▶ Listed entries

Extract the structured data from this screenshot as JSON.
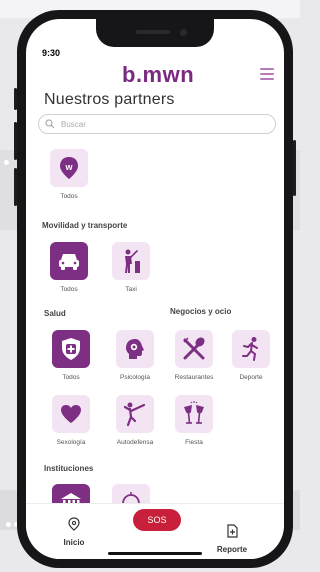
{
  "status": {
    "time": "9:30"
  },
  "header": {
    "brand": "b.mwn",
    "menu_icon": "hamburger-icon"
  },
  "page": {
    "title": "Nuestros partners"
  },
  "search": {
    "placeholder": "Buscar",
    "icon": "search-icon"
  },
  "colors": {
    "primary": "#7d2f83",
    "tile_bg": "#f3e4f4",
    "sos": "#c8203a"
  },
  "categories": {
    "general": {
      "items": [
        {
          "label": "Todos",
          "icon": "bmwn-pin-icon",
          "active": false
        }
      ]
    },
    "movilidad": {
      "title": "Movilidad y transporte",
      "items": [
        {
          "label": "Todos",
          "icon": "car-icon",
          "active": true
        },
        {
          "label": "Taxi",
          "icon": "taxi-hail-icon",
          "active": false
        }
      ]
    },
    "salud": {
      "title": "Salud",
      "items": [
        {
          "label": "Todos",
          "icon": "shield-plus-icon",
          "active": true
        },
        {
          "label": "Psicología",
          "icon": "head-gear-icon",
          "active": false
        },
        {
          "label": "Sexología",
          "icon": "heart-icon",
          "active": false
        },
        {
          "label": "Autodefensa",
          "icon": "martial-arts-icon",
          "active": false
        }
      ]
    },
    "negocios": {
      "title": "Negocios y ocio",
      "items": [
        {
          "label": "Restaurantes",
          "icon": "fork-spoon-icon",
          "active": false
        },
        {
          "label": "Deporte",
          "icon": "runner-icon",
          "active": false
        },
        {
          "label": "Fiesta",
          "icon": "cheers-icon",
          "active": false
        }
      ]
    },
    "instituciones": {
      "title": "Instituciones",
      "items": [
        {
          "label": "",
          "icon": "government-building-icon",
          "active": true
        },
        {
          "label": "",
          "icon": "dome-building-icon",
          "active": false
        }
      ]
    }
  },
  "bottom_nav": {
    "home": {
      "label": "Inicio",
      "icon": "location-pin-icon"
    },
    "sos": {
      "label": "SOS"
    },
    "report": {
      "label": "Reporte",
      "icon": "report-doc-icon"
    }
  }
}
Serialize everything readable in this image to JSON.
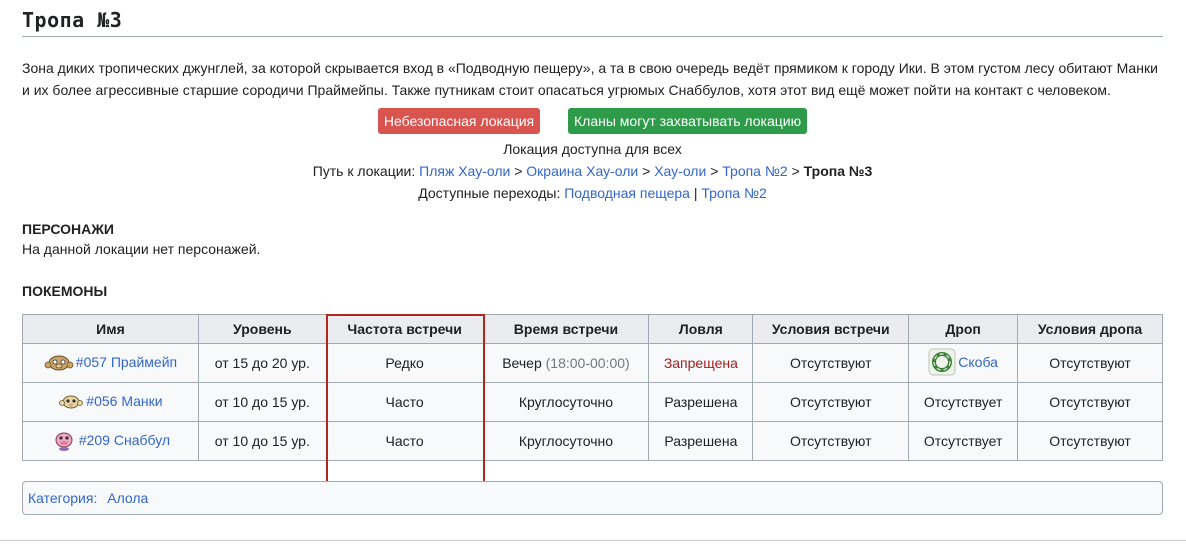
{
  "page": {
    "title": "Тропа №3",
    "description": "Зона диких тропических джунглей, за которой скрывается вход в «Подводную пещеру», а та в свою очередь ведёт прямиком к городу Ики. В этом густом лесу обитают Манки и их более агрессивные старшие сородичи Праймейпы. Также путникам стоит опасаться угрюмых Снаббулов, хотя этот вид ещё может пойти на контакт с человеком."
  },
  "badges": {
    "unsafe": "Небезопасная локация",
    "clans": "Кланы могут захватывать локацию",
    "unsafe_color": "#d9534f",
    "clans_color": "#2e9b4b"
  },
  "access": "Локация доступна для всех",
  "path": {
    "label": "Путь к локации:",
    "sep": ">",
    "links": [
      "Пляж Хау-оли",
      "Окраина Хау-оли",
      "Хау-оли",
      "Тропа №2"
    ],
    "current": "Тропа №3"
  },
  "transitions": {
    "label": "Доступные переходы:",
    "sep": "|",
    "links": [
      "Подводная пещера",
      "Тропа №2"
    ]
  },
  "characters": {
    "title": "ПЕРСОНАЖИ",
    "text": "На данной локации нет персонажей."
  },
  "pokemon": {
    "title": "ПОКЕМОНЫ",
    "headers": [
      "Имя",
      "Уровень",
      "Частота встречи",
      "Время встречи",
      "Ловля",
      "Условия встречи",
      "Дроп",
      "Условия дропа"
    ],
    "rows": [
      {
        "name": "#057 Праймейп",
        "icon": "primeape-sprite-icon",
        "level": "от 15 до 20 ур.",
        "frequency": "Редко",
        "time": "Вечер",
        "time_note": "(18:00-00:00)",
        "catch": "Запрещена",
        "conditions": "Отсутствуют",
        "drop": "Скоба",
        "drop_icon": "bracket-item-icon",
        "drop_conditions": "Отсутствуют"
      },
      {
        "name": "#056 Манки",
        "icon": "mankey-sprite-icon",
        "level": "от 10 до 15 ур.",
        "frequency": "Часто",
        "time": "Круглосуточно",
        "time_note": "",
        "catch": "Разрешена",
        "conditions": "Отсутствуют",
        "drop": "Отсутствует",
        "drop_icon": "",
        "drop_conditions": "Отсутствуют"
      },
      {
        "name": "#209 Снаббул",
        "icon": "snubbull-sprite-icon",
        "level": "от 10 до 15 ур.",
        "frequency": "Часто",
        "time": "Круглосуточно",
        "time_note": "",
        "catch": "Разрешена",
        "conditions": "Отсутствуют",
        "drop": "Отсутствует",
        "drop_icon": "",
        "drop_conditions": "Отсутствуют"
      }
    ]
  },
  "category": {
    "label": "Категория:",
    "link": "Алола"
  },
  "colors": {
    "link": "#3366cc",
    "forbidden": "#a32020",
    "highlight": "#b3261e"
  }
}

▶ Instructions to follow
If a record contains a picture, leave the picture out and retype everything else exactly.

▶ Task answer
Extract the structured data from this screenshot as JSON.
{
  "status": {
    "time": "9:30"
  },
  "header": {
    "brand": "b.mwn",
    "menu_icon": "hamburger-icon"
  },
  "page": {
    "title": "Nuestros partners"
  },
  "search": {
    "placeholder": "Buscar",
    "icon": "search-icon"
  },
  "colors": {
    "primary": "#7d2f83",
    "tile_bg": "#f3e4f4",
    "sos": "#c8203a"
  },
  "categories": {
    "general": {
      "items": [
        {
          "label": "Todos",
          "icon": "bmwn-pin-icon",
          "active": false
        }
      ]
    },
    "movilidad": {
      "title": "Movilidad y transporte",
      "items": [
        {
          "label": "Todos",
          "icon": "car-icon",
          "active": true
        },
        {
          "label": "Taxi",
          "icon": "taxi-hail-icon",
          "active": false
        }
      ]
    },
    "salud": {
      "title": "Salud",
      "items": [
        {
          "label": "Todos",
          "icon": "shield-plus-icon",
          "active": true
        },
        {
          "label": "Psicología",
          "icon": "head-gear-icon",
          "active": false
        },
        {
          "label": "Sexología",
          "icon": "heart-icon",
          "active": false
        },
        {
          "label": "Autodefensa",
          "icon": "martial-arts-icon",
          "active": false
        }
      ]
    },
    "negocios": {
      "title": "Negocios y ocio",
      "items": [
        {
          "label": "Restaurantes",
          "icon": "fork-spoon-icon",
          "active": false
        },
        {
          "label": "Deporte",
          "icon": "runner-icon",
          "active": false
        },
        {
          "label": "Fiesta",
          "icon": "cheers-icon",
          "active": false
        }
      ]
    },
    "instituciones": {
      "title": "Instituciones",
      "items": [
        {
          "label": "",
          "icon": "government-building-icon",
          "active": true
        },
        {
          "label": "",
          "icon": "dome-building-icon",
          "active": false
        }
      ]
    }
  },
  "bottom_nav": {
    "home": {
      "label": "Inicio",
      "icon": "location-pin-icon"
    },
    "sos": {
      "label": "SOS"
    },
    "report": {
      "label": "Reporte",
      "icon": "report-doc-icon"
    }
  }
}
Serialize everything readable in this image to JSON.
{
  "page": {
    "title": "Тропа №3",
    "description": "Зона диких тропических джунглей, за которой скрывается вход в «Подводную пещеру», а та в свою очередь ведёт прямиком к городу Ики. В этом густом лесу обитают Манки и их более агрессивные старшие сородичи Праймейпы. Также путникам стоит опасаться угрюмых Снаббулов, хотя этот вид ещё может пойти на контакт с человеком."
  },
  "badges": {
    "unsafe": "Небезопасная локация",
    "clans": "Кланы могут захватывать локацию",
    "unsafe_color": "#d9534f",
    "clans_color": "#2e9b4b"
  },
  "access": "Локация доступна для всех",
  "path": {
    "label": "Путь к локации:",
    "sep": ">",
    "links": [
      "Пляж Хау-оли",
      "Окраина Хау-оли",
      "Хау-оли",
      "Тропа №2"
    ],
    "current": "Тропа №3"
  },
  "transitions": {
    "label": "Доступные переходы:",
    "sep": "|",
    "links": [
      "Подводная пещера",
      "Тропа №2"
    ]
  },
  "characters": {
    "title": "ПЕРСОНАЖИ",
    "text": "На данной локации нет персонажей."
  },
  "pokemon": {
    "title": "ПОКЕМОНЫ",
    "headers": [
      "Имя",
      "Уровень",
      "Частота встречи",
      "Время встречи",
      "Ловля",
      "Условия встречи",
      "Дроп",
      "Условия дропа"
    ],
    "rows": [
      {
        "name": "#057 Праймейп",
        "icon": "primeape-sprite-icon",
        "level": "от 15 до 20 ур.",
        "frequency": "Редко",
        "time": "Вечер",
        "time_note": "(18:00-00:00)",
        "catch": "Запрещена",
        "conditions": "Отсутствуют",
        "drop": "Скоба",
        "drop_icon": "bracket-item-icon",
        "drop_conditions": "Отсутствуют"
      },
      {
        "name": "#056 Манки",
        "icon": "mankey-sprite-icon",
        "level": "от 10 до 15 ур.",
        "frequency": "Часто",
        "time": "Круглосуточно",
        "time_note": "",
        "catch": "Разрешена",
        "conditions": "Отсутствуют",
        "drop": "Отсутствует",
        "drop_icon": "",
        "drop_conditions": "Отсутствуют"
      },
      {
        "name": "#209 Снаббул",
        "icon": "snubbull-sprite-icon",
        "level": "от 10 до 15 ур.",
        "frequency": "Часто",
        "time": "Круглосуточно",
        "time_note": "",
        "catch": "Разрешена",
        "conditions": "Отсутствуют",
        "drop": "Отсутствует",
        "drop_icon": "",
        "drop_conditions": "Отсутствуют"
      }
    ]
  },
  "category": {
    "label": "Категория:",
    "link": "Алола"
  },
  "colors": {
    "link": "#3366cc",
    "forbidden": "#a32020",
    "highlight": "#b3261e"
  }
}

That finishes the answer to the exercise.